We thank Padmapriya Kandhadai for sharing her stimuli, and we thank Renee Andersen, Kyle Gerst, Caterina Gratton, Jennifer Hanson, and Komal Kenkare for assistance with data collection. This research was supported by grant AG026308 to KDF and training grant MH019990 to AMM.
1At a 750 ms SOA, Hasbrooke and Chiarello (1998) found accuracy priming for the dominant meaning in the RH and accuracy priming for multiple meanings in the LH. Reaction time priming for the dominant meaning was found in both hemispheres.
2Facilitation occurs when the N400 or LPC amplitude is less negative than that measured in an unrelated baseline condition.
3The condition in which the context word was related to the prime but the target was unrelated (RU: related context, unrelated target) was included in the experiment to prevent the targets from being predictable, but was not of theoretical relevance and was not analyzed.
4A total of 60 participants were tested. 20 participants were excluded, typically because they were unable to maintain fixation during the 200 ms period when the lateralized prime was presented. A few participants were excluded due to excessive muscle movement artifacts.
5Re-scoring according to the system devised by Burgess and Shallice (1996) showed that the significant correlations between Hayling suppression performance and priming were not affected by the scoring method.
6A’ is a non-parametric measure of discriminability. Values range from 0 to 1, with 0.5 indicating chance performance.

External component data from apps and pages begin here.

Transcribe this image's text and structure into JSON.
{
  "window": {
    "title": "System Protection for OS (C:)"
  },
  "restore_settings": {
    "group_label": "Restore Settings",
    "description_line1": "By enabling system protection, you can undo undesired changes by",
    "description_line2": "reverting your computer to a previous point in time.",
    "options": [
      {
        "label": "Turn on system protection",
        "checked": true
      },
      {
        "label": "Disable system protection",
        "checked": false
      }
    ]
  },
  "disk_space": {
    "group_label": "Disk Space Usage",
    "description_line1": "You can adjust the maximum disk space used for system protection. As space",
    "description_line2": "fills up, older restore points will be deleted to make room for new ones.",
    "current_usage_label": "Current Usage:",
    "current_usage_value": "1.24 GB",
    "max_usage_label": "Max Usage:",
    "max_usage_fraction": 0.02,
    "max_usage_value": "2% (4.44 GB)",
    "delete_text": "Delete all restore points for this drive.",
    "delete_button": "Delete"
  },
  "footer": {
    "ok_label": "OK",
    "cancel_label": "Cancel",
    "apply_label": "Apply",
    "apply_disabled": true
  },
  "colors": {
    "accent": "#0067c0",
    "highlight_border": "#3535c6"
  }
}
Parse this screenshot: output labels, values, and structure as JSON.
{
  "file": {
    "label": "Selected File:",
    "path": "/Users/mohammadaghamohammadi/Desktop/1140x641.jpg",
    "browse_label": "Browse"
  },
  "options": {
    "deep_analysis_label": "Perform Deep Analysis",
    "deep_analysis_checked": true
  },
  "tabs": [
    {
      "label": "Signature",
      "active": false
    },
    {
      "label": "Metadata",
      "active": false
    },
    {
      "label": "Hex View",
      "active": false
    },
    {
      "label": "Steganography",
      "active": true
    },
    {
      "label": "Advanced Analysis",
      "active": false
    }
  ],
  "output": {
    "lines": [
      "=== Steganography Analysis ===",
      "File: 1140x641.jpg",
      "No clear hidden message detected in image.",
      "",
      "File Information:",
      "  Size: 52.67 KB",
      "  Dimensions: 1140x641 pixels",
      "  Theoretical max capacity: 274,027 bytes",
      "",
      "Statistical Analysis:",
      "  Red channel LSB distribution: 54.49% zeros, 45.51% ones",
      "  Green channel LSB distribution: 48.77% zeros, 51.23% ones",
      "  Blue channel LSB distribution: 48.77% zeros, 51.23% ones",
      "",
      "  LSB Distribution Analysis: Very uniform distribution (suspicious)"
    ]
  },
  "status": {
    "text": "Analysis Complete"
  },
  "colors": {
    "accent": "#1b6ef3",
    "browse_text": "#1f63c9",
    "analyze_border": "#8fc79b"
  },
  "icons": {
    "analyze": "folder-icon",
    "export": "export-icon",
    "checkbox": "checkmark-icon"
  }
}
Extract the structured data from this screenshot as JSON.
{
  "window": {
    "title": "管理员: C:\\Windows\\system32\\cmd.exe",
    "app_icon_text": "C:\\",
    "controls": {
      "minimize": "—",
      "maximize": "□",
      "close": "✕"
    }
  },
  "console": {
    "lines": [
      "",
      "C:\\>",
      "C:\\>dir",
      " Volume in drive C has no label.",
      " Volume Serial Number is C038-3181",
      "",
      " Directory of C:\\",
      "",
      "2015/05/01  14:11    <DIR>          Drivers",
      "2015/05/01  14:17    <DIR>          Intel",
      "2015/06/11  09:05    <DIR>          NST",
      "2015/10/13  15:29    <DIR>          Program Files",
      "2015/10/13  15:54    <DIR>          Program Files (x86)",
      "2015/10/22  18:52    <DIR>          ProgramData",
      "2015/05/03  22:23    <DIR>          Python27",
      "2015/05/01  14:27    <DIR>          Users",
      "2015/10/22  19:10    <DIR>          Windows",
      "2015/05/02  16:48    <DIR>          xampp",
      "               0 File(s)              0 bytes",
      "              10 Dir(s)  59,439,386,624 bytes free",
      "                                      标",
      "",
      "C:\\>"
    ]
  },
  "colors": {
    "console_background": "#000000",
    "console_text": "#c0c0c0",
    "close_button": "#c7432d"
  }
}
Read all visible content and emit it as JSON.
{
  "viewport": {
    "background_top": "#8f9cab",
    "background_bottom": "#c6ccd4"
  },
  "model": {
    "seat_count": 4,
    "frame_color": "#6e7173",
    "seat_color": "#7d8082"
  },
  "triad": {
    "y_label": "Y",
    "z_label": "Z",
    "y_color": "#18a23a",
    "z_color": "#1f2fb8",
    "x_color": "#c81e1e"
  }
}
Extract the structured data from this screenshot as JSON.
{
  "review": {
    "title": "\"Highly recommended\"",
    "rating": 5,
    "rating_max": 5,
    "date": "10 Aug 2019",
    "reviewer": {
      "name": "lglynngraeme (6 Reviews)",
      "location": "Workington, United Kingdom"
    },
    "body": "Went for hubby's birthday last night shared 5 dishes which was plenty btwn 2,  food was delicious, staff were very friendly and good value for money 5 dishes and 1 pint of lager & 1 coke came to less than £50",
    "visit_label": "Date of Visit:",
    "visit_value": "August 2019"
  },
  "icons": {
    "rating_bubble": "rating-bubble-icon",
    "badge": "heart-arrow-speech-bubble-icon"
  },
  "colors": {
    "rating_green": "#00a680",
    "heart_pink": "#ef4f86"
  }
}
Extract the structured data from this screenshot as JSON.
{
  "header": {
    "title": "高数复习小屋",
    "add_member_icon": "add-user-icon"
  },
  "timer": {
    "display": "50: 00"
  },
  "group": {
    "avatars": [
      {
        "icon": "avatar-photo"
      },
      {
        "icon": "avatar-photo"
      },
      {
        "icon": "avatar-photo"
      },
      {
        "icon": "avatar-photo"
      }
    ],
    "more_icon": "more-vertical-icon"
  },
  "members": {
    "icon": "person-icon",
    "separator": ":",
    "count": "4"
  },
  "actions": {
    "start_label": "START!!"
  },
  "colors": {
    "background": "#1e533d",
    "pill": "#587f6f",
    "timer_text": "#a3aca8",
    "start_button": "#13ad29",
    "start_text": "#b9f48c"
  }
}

7Forty-eight correlations were computed within each time window. Because these analyses were somewhat exploratory in nature, the results should be interpreted with caution.